The third in a series of fast references, "Disaster Recovery Basics" quickly reviews the basics of what you should have covered in case of a -- you guessed it -- disaster.
|Documents|| Have documentation on everything in your data center, in print and attatched to the machine.
Include what's running, who the users are, who's responsible for it, and contact info.
|"Load shedding" plan||Possibly color-code the machines for low, medium, and high priority to show what gets shut off first, and what gets brought back up first.|
|Batteries||Make sure you have good battery monitoring capabilities on your UPS system. Batteries are most likely to fail under stress, and you need to know if one is going bad.|
|Air conditioning||Make sure it can be maintained or brought back on-line if the power's out.
High-density blade servers may shut down quickly if cooling is lost.

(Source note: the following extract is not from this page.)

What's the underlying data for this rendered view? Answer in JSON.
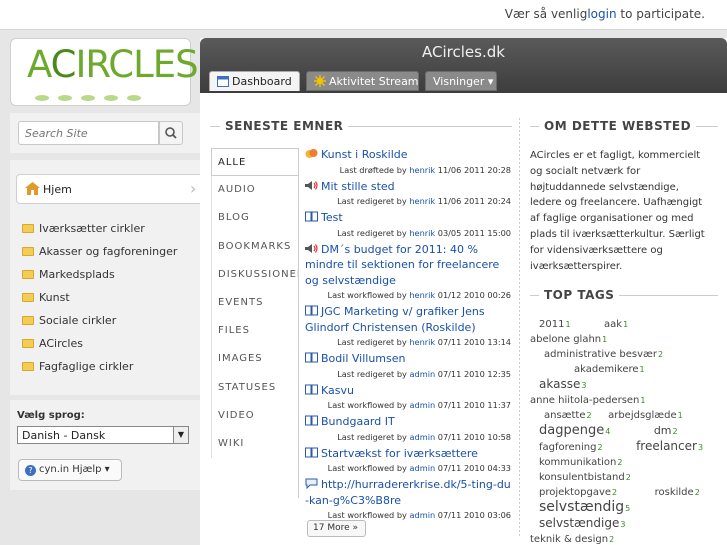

If your system uses chilled water or Glycerol, consider a storage tank so cooling can be resumed with pumps and fans before the chillers are back in operation-can take ten minutes or more.
|Generator||Make sure you have a scheme for transferring loads to the generator, so it doesn't become unstable.
Let computer hardware run on the UPS until A/C is back on, then transfer the UPS load.
|Concurrent maintainability||Make sure every part of your data center is designed for concurrent maintainability, or so any air conditioner, pump, pipe loop, valve, chiller, UPS, power circuit, automatic transfer switch, etc. can be taken off-line for maintenance without disrupting operations. This enables preventative maintenance, and lets you run most of your data center if one piece is failed or damaged.|
|Testing||Test your equipment and disaster recovery plan, your procedures, and do it under real conditions as much as possible without risking your operation.
If you're afraid to randomly pull a plug, then you do not have a workable recovery plan.